Venipuncture, the most frequently performed invasive medical procedure, is usually benign. Generally it produces only transitory mild discomfort. Venipuncture-induced neuropathic pain is hard to recognize at an early stage. Medical literature reviews show that there is not adequate medical knowledge about this important subject. The inciting incident in complex regional pain syndrome (CRPS) can often seem far too trivial to result in a condition with such severe pathophysiologic effects. The practicing physician has little information available to enable early recognition of the condition, initiation of multidisciplinary treatment modalities, and proper referral to pain specialists. We encountered a unique case of venipuncture-induced complex regional pain syndrome (CRPS). The patient is a 52-year-old school teacher with no significant past medical history, who presented initially to the Center of Pain Medicine with left upper extremity pain. The pain started while phlebotomy was performed in the patient’s left antecubital area for routine blood check. The patient’s pain did not improve with multiple medications, physical therapy, or several nerve blocks. The patient demonstrated all the signs and symptoms of chronic neuropathic pain of CRPS in the upper extremity with minimal response to the continuous pain management. We decided to proceed with cervical spinal cord nerve stimulation along with continuing other modalities. The patient responded to this combination. During the follow-up, we noticed that the patient’s pain course was complicated by extension of the CRPS to her lower extremity. We will describe the course of treatment for the patient in this paper.

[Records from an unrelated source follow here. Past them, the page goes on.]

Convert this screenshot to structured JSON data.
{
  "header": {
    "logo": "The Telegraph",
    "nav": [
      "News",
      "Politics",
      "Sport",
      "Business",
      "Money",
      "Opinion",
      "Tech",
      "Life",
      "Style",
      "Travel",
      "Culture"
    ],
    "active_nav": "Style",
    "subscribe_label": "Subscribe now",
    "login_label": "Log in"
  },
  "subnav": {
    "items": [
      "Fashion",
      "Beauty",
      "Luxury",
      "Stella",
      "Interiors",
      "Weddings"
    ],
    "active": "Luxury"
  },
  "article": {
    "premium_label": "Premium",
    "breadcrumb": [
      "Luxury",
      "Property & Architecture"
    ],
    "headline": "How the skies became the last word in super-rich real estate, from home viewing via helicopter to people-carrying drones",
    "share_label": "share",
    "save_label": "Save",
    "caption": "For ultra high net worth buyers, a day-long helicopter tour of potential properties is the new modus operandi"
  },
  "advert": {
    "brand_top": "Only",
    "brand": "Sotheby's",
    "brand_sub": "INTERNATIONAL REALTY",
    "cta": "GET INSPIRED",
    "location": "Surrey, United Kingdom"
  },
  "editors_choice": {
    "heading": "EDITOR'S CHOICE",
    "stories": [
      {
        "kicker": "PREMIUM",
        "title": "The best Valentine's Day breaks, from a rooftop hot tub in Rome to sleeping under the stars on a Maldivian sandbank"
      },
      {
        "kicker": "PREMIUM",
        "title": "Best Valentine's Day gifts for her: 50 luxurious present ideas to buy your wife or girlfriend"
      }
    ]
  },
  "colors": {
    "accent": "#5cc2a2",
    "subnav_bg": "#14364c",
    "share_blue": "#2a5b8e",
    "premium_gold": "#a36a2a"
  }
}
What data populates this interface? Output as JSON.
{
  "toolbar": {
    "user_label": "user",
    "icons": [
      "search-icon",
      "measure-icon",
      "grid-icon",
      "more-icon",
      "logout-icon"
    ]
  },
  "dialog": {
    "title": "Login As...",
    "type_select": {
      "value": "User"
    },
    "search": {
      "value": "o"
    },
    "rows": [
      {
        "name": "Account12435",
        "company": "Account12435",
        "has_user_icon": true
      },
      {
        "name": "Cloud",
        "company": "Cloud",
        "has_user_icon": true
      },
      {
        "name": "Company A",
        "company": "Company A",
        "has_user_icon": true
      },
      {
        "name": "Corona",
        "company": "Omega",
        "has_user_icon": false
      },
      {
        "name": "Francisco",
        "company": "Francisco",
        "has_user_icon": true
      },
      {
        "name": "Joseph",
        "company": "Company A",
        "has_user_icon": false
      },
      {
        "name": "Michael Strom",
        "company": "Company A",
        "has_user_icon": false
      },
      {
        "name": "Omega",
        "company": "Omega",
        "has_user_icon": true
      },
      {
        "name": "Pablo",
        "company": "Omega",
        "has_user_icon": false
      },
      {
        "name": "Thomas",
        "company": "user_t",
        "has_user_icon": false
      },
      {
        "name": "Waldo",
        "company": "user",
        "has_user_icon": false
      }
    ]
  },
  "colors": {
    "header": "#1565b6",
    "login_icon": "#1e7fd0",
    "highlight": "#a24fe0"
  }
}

In this paper we will discuss the electrical neuromodulation as an important modality in addition to the multidisciplinary pain management for a patient with venipuncture-induced chronic neuropathic pain.